Fight looming tuition hikes

After a couple of years of in-state tuition freezes at the University of Minnesota, it came as no surprise that in June 2015 the Board of Regents passed University President Eric Kaler’s budget, which allowed for a 1.5 percent resident tuition increase and a 7 percent non-resident tuition increase beginning Fall 2015. But did anyone notice the larger bill?
Tuition at the University has gotten so out of control that it is basically incomprehensible to most people. With the reliance on student loans and the ever-increasing cost of education, the out-of-pocket expense students are being forced to pay is abstract. 
It all begins to sink in, however, after you’re done with college — when you have banks attempting to collect not just the debt you took out but also the interest that is accrued on top of that. This is reality, and it is a frightening one for the entire generation of students entering the world with crippling student loan debt and poor job prospects. 
But the fact that a public institution is responsible for the most massive amount of debt any of us will likely take on in our lives is not an issue the University administration cares to address. Instead, it prefers to blur numbers, look at other Big Ten institutions and say, “Hey, at least we aren’t that bad.” At the same time, it enacts policies that draw our school closer to being “that bad.” This is exactly what the next round of tuition hikes has in store for us. 
In December, Kaler proposed increasing non-resident tuition by 60 percent in just four years. This is something students must speak out against because the repercussions are serious. 
Tuition going up means the University is not fulfilling its land grant mission to “[share] … knowledge through education for a diverse community; and to … benefit the people of the state, the nation and the world.” Instead, it is cutting people out of the ivory tower — people who already can’t afford a public education. 
Students need to get angry about the prospect of more tuition hikes. Students need Kaler and the Regents to drop tuition so that a bachelor’s degree at a public school doesn’t turn into a lifetime of debt.

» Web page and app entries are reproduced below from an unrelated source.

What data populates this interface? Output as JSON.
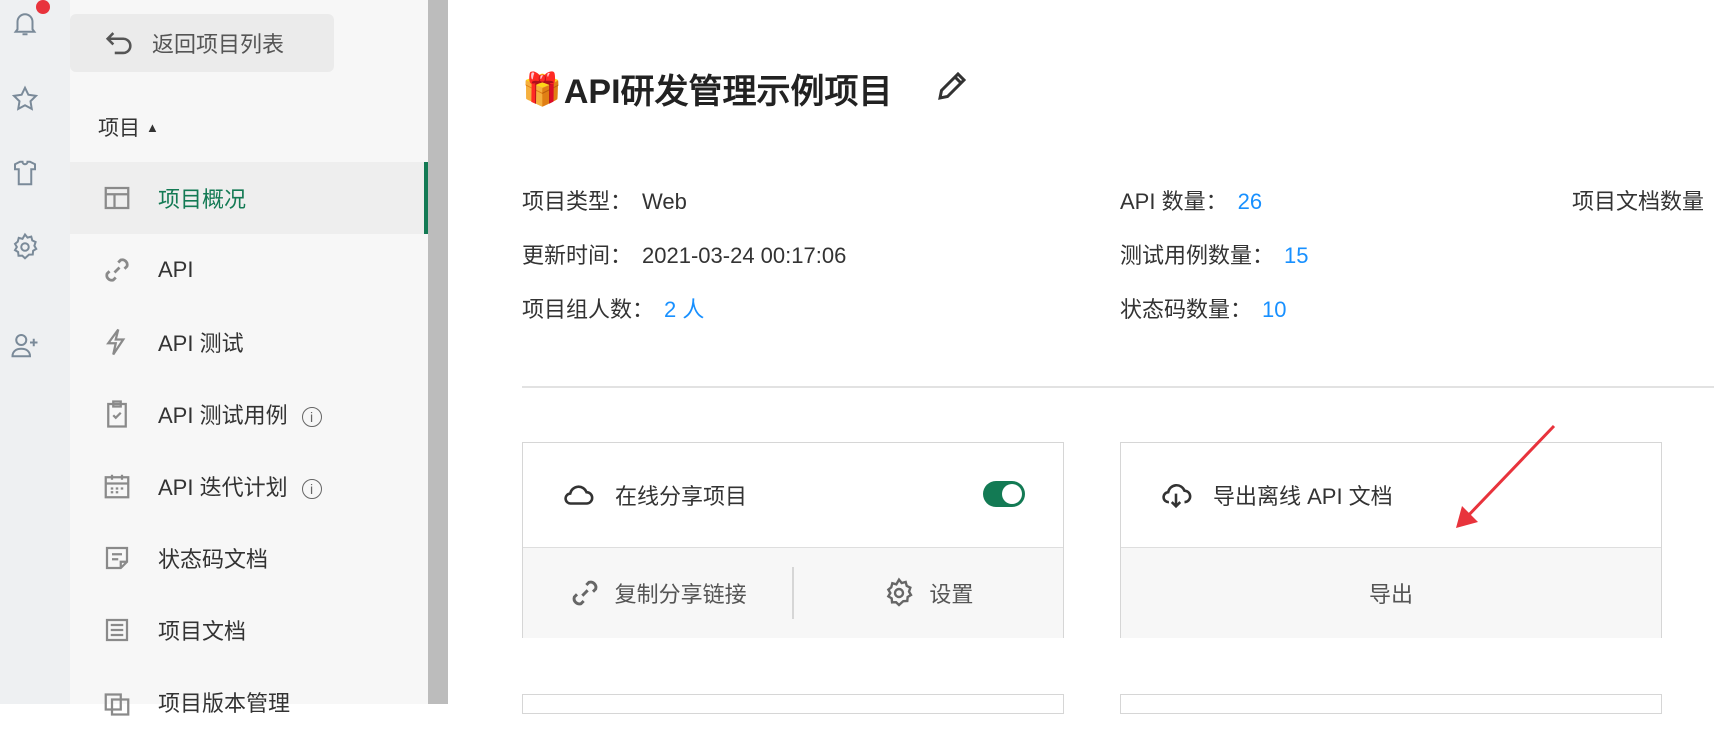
{
  "rail": {
    "icons": [
      "bell-icon",
      "star-icon",
      "shirt-icon",
      "settings-icon",
      "add-user-icon"
    ]
  },
  "sidebar": {
    "back_label": "返回项目列表",
    "section_label": "项目",
    "items": [
      {
        "label": "项目概况",
        "icon": "dashboard-icon"
      },
      {
        "label": "API",
        "icon": "link-icon"
      },
      {
        "label": "API 测试",
        "icon": "lightning-icon"
      },
      {
        "label": "API 测试用例",
        "icon": "clipboard-check-icon",
        "info": "i"
      },
      {
        "label": "API 迭代计划",
        "icon": "calendar-icon",
        "info": "i"
      },
      {
        "label": "状态码文档",
        "icon": "note-icon"
      },
      {
        "label": "项目文档",
        "icon": "list-doc-icon"
      },
      {
        "label": "项目版本管理",
        "icon": "version-icon"
      }
    ]
  },
  "main": {
    "title": "API研发管理示例项目",
    "title_emoji": "🎁",
    "meta": {
      "type_label": "项目类型：",
      "type_value": "Web",
      "updated_label": "更新时间：",
      "updated_value": "2021-03-24 00:17:06",
      "members_label": "项目组人数：",
      "members_value": "2 人",
      "api_count_label": "API 数量：",
      "api_count_value": "26",
      "testcase_label": "测试用例数量：",
      "testcase_value": "15",
      "status_code_label": "状态码数量：",
      "status_code_value": "10",
      "doc_count_label": "项目文档数量"
    },
    "share_card": {
      "title": "在线分享项目",
      "toggle_on": true,
      "copy_link_label": "复制分享链接",
      "settings_label": "设置"
    },
    "export_card": {
      "title": "导出离线 API 文档",
      "export_label": "导出"
    }
  },
  "colors": {
    "accent": "#137a54",
    "link": "#1890ff",
    "annotation_arrow": "#e8333c"
  }
}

Students need to start demanding a change to the way things have always been, and we need to start looking out for our own economic self-interests with as much priority as the University administration looks out for their own.
We need to hold our University accountable to its mission, and we need to demand change now. 
Stephanie Taylor
University alumna